**Records shown**
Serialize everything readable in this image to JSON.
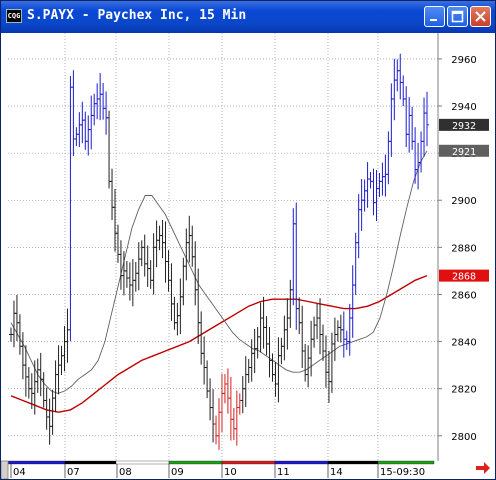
{
  "window": {
    "title": "S.PAYX - Paychex Inc, 15 Min",
    "icon_text": "CQG"
  },
  "colors": {
    "up_bar": "#1c1ccf",
    "down_bar": "#d22020",
    "neutral_bar": "#202020",
    "ma_short": "#606060",
    "ma_long": "#c00000"
  },
  "price_tags": [
    {
      "text": "2932",
      "value": 2932,
      "bg": "#303030"
    },
    {
      "text": "2921",
      "value": 2921,
      "bg": "#606060"
    },
    {
      "text": "2868",
      "value": 2868,
      "bg": "#e01010"
    }
  ],
  "chart_data": {
    "type": "line",
    "y_ticks": [
      "2960",
      "2940",
      "2920",
      "2900",
      "2880",
      "2860",
      "2840",
      "2820",
      "2800"
    ],
    "ylim": [
      2791,
      2971
    ],
    "x_labels": [
      "04",
      "07",
      "08",
      "09",
      "10",
      "11",
      "14",
      "15-09:30"
    ],
    "series": [
      {
        "style": "bars",
        "values": [
          2843,
          2852,
          2848,
          2838,
          2830,
          2825,
          2820,
          2818,
          2823,
          2828,
          2824,
          2815,
          2808,
          2804,
          2816,
          2826,
          2830,
          2834,
          2840,
          2845,
          2948,
          2926,
          2928,
          2932,
          2934,
          2925,
          2930,
          2936,
          2941,
          2943,
          2945,
          2939,
          2935,
          2908,
          2897,
          2886,
          2877,
          2868,
          2870,
          2867,
          2864,
          2866,
          2869,
          2875,
          2880,
          2873,
          2871,
          2866,
          2880,
          2883,
          2885,
          2882,
          2874,
          2866,
          2856,
          2848,
          2851,
          2859,
          2872,
          2882,
          2885,
          2876,
          2862,
          2848,
          2835,
          2829,
          2819,
          2812,
          2805,
          2800,
          2810,
          2818,
          2822,
          2816,
          2807,
          2803,
          2812,
          2815,
          2820,
          2826,
          2829,
          2835,
          2837,
          2842,
          2850,
          2846,
          2839,
          2832,
          2826,
          2822,
          2834,
          2838,
          2845,
          2850,
          2862,
          2890,
          2854,
          2848,
          2836,
          2826,
          2833,
          2841,
          2847,
          2850,
          2843,
          2836,
          2827,
          2823,
          2839,
          2843,
          2846,
          2845,
          2841,
          2840,
          2850,
          2864,
          2882,
          2896,
          2900,
          2904,
          2909,
          2908,
          2899,
          2905,
          2908,
          2910,
          2911,
          2925,
          2943,
          2951,
          2955,
          2950,
          2943,
          2928,
          2936,
          2925,
          2913,
          2916,
          2925,
          2937,
          2932
        ]
      },
      {
        "style": "moving-average-short",
        "values": [
          2848,
          2843,
          2838,
          2832,
          2826,
          2822,
          2819,
          2818,
          2819,
          2821,
          2824,
          2826,
          2828,
          2832,
          2840,
          2852,
          2864,
          2876,
          2888,
          2896,
          2902,
          2902,
          2898,
          2894,
          2888,
          2882,
          2876,
          2870,
          2864,
          2860,
          2856,
          2852,
          2848,
          2844,
          2841,
          2839,
          2837,
          2836,
          2834,
          2832,
          2830,
          2828,
          2827,
          2827,
          2828,
          2830,
          2832,
          2834,
          2836,
          2838,
          2839,
          2840,
          2841,
          2842,
          2844,
          2850,
          2860,
          2872,
          2885,
          2897,
          2908,
          2916,
          2921
        ]
      },
      {
        "style": "moving-average-long",
        "values": [
          2817,
          2815,
          2813,
          2811,
          2810,
          2811,
          2814,
          2818,
          2822,
          2826,
          2829,
          2832,
          2834,
          2836,
          2838,
          2840,
          2843,
          2846,
          2849,
          2852,
          2855,
          2857,
          2858,
          2858,
          2858,
          2857,
          2856,
          2855,
          2854,
          2854,
          2855,
          2857,
          2860,
          2863,
          2866,
          2868
        ]
      }
    ]
  }
}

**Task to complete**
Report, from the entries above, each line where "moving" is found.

**Written solution**
        "style": "moving-average-short",
        "style": "moving-average-long",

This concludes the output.